§ **WORK INSTRUCTIONS**: Review the material line by line. Identify and copy every line that contains the string "Todd".

§ **EXCERPTED RECORDS**:
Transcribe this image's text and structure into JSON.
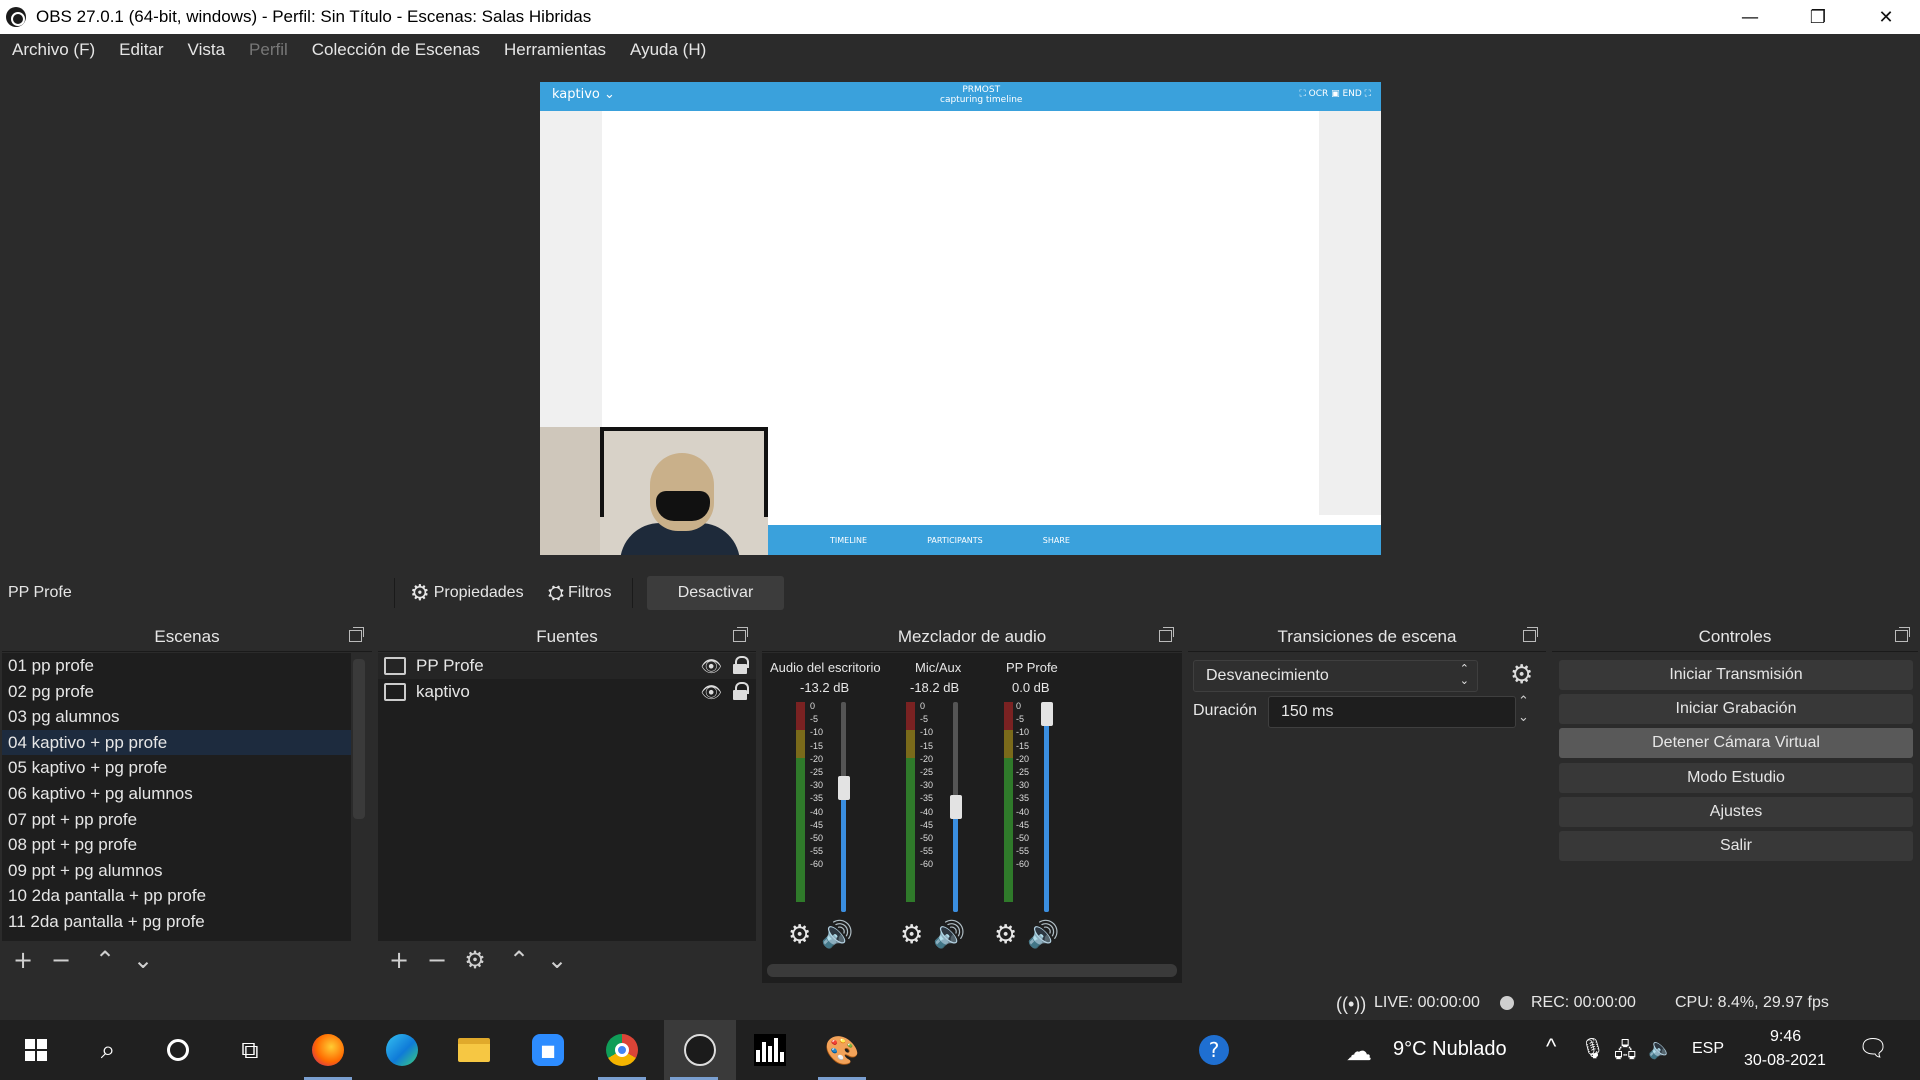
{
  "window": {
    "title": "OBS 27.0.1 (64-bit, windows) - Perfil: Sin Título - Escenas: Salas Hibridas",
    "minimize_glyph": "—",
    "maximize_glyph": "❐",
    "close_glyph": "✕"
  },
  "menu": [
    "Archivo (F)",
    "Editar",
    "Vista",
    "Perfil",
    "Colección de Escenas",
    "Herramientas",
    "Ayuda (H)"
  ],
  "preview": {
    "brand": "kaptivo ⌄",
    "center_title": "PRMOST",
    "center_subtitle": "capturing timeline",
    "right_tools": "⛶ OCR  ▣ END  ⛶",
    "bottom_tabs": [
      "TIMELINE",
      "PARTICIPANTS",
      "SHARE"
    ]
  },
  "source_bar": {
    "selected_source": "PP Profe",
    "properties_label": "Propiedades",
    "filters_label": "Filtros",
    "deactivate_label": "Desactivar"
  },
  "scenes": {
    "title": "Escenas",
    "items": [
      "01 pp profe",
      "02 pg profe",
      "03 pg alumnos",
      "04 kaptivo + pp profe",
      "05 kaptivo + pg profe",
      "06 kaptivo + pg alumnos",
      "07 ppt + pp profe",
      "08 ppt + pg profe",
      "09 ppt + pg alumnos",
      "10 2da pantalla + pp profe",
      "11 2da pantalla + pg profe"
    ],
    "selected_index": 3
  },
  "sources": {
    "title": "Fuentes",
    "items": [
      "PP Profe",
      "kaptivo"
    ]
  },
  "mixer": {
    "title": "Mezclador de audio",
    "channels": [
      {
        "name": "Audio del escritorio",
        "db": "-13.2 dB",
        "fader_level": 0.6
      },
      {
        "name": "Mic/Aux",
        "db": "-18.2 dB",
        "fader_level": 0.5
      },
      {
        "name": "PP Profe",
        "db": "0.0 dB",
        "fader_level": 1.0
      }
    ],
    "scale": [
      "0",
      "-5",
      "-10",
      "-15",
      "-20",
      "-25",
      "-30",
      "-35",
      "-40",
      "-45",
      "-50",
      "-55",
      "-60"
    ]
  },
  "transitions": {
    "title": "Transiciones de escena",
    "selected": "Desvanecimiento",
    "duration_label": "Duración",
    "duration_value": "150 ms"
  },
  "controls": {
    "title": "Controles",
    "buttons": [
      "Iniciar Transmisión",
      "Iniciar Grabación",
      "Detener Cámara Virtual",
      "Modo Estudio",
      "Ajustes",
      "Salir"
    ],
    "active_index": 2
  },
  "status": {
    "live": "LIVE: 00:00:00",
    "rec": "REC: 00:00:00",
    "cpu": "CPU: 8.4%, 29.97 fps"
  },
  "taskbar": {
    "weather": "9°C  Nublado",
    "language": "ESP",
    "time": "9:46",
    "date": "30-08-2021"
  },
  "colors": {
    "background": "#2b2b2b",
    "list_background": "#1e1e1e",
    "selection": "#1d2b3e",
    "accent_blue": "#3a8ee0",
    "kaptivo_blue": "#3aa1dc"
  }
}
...
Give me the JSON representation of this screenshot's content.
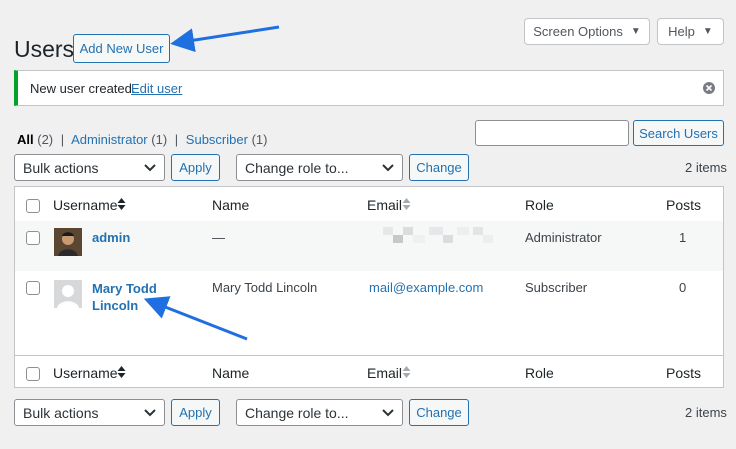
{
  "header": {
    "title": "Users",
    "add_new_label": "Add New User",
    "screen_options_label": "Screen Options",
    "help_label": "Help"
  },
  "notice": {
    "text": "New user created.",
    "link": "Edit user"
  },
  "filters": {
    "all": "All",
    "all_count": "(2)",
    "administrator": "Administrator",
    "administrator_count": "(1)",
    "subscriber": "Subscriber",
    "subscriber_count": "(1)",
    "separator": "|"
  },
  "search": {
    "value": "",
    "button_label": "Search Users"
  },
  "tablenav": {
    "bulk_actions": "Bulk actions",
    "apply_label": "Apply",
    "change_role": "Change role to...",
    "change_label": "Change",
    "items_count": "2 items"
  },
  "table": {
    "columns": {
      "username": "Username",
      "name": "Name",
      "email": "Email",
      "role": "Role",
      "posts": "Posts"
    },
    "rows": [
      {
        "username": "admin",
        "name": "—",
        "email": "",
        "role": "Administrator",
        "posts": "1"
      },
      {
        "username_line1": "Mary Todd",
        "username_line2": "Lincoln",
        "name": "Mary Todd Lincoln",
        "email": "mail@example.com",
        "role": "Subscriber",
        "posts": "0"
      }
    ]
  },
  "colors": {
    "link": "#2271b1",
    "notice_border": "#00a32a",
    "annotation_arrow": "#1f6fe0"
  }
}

§ **OUTPUT OF THE EXERCISE**:
        "username_line1": "Mary Todd",
        "name": "Mary Todd Lincoln",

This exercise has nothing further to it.